The magi eventually find Jesus in “the house”. This shows that Matthew understands Joseph and Mary originally to have been residents of Bethlehem, not Nazareth. Joseph, descendant of David, resides in a house there. The magi offer gifts of tribute: gold, frankincense, and myrrh, all of which have funereal overtones. They are items that can be used at the burial of a king. In this episode, then, Matthew conveys that the significance of the child who has been born will become clear at the time of his death. That death will be important for the Gentile nations as well as for Israel.
The flight from Herod’s wrath down to Egypt recalls the story from the Book of Genesis of Joseph’s narrow escape from the murderous designs of most of his brothers. Jesus’ return from up “out of Egypt” recalls Moses leading Israel back again. Like his namesake in the book of Genesis, Joseph continues to benefit from divine guidance given in his dreams. Herod’s command to slay all male children under two years of age parallels the commands of Pharaoh to kill all newborn Hebrew males in Exodus chapter 1.

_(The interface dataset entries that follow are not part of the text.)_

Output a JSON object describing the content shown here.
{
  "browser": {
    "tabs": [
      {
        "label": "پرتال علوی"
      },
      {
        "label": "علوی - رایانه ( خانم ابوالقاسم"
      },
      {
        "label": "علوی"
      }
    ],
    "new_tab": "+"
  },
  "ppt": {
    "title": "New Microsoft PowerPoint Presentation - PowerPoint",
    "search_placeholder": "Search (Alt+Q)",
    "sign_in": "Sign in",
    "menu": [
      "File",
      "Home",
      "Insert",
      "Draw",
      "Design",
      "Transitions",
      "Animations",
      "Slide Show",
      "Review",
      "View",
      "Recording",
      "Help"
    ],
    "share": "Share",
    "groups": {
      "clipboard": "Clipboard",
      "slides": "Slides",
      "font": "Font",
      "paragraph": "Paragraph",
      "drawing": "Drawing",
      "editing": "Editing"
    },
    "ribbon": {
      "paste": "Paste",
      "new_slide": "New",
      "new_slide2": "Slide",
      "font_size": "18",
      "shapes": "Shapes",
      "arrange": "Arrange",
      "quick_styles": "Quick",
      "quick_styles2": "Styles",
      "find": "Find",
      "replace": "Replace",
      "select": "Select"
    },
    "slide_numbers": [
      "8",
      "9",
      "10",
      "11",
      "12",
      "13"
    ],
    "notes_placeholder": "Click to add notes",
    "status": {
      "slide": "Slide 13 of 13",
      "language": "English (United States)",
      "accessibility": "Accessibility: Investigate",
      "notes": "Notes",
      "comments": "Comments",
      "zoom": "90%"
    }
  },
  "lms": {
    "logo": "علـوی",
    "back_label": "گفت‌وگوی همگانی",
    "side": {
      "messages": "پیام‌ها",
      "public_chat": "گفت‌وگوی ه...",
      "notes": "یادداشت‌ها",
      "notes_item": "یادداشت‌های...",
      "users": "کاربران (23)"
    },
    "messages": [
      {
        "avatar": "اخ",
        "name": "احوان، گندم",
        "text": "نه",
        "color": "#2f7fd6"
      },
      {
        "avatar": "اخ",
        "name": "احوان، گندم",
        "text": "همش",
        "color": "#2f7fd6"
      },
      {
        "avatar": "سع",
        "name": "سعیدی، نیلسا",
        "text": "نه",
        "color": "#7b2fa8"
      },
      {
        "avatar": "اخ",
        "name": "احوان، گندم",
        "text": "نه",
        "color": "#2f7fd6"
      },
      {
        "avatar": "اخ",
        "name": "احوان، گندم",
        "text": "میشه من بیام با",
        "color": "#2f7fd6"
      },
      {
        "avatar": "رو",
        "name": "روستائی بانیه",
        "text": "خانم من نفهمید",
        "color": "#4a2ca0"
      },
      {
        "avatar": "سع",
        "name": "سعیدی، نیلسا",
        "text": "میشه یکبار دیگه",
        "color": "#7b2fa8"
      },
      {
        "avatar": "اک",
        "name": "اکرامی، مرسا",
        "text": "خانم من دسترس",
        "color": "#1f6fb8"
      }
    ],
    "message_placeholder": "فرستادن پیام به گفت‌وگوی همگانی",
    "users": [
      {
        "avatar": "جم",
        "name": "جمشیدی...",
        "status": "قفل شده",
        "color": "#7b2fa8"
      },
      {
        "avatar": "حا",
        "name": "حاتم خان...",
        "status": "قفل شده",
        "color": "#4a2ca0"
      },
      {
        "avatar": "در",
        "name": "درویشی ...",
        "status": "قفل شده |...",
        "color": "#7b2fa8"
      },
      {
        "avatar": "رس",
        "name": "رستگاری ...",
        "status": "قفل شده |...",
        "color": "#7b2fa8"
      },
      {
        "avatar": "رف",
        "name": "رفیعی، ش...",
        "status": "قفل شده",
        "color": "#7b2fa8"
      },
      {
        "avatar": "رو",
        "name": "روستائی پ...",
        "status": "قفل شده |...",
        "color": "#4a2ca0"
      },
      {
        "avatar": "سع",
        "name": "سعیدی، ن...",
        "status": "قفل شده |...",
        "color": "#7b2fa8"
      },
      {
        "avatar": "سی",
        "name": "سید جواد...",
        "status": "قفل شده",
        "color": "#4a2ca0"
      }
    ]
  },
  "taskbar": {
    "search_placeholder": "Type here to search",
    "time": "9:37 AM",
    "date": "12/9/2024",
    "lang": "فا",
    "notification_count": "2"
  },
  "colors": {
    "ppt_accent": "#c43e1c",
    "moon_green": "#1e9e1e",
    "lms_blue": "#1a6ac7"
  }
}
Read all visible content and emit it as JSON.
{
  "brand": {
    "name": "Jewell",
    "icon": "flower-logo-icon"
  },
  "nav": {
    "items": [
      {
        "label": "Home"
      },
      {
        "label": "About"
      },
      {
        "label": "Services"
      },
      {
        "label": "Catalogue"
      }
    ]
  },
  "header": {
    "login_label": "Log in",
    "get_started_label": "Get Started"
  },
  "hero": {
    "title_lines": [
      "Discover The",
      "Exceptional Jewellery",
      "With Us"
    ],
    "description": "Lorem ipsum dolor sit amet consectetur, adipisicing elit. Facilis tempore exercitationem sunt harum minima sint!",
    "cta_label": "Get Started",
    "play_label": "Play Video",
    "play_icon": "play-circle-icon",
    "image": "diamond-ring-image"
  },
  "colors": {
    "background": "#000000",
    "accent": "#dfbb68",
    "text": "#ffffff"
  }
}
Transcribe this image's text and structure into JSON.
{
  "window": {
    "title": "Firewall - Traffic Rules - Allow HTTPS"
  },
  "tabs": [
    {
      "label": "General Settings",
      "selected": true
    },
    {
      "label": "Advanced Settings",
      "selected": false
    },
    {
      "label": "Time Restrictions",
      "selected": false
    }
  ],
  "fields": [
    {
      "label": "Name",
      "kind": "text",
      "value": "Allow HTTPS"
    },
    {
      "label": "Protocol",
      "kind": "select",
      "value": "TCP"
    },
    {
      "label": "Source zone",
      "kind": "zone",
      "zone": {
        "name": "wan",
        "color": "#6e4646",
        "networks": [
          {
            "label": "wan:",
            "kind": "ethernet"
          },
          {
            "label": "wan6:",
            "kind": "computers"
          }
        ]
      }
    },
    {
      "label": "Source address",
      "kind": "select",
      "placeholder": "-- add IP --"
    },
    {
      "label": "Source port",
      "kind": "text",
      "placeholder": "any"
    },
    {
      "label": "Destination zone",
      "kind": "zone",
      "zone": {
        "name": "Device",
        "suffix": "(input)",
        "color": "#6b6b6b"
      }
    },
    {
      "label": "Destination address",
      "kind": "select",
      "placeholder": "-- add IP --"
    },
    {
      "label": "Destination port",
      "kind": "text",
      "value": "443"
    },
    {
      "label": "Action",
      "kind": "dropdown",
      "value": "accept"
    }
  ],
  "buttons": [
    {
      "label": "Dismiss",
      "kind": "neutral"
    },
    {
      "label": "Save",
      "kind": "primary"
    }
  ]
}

All this adds to the impression that Matthew’s story of Jesus is meant to embody and recapitulate Israel’s history. Joseph decides not to return home to Bethlehem, fearing Herod’s son Archelaus, but instead settles in Galilee.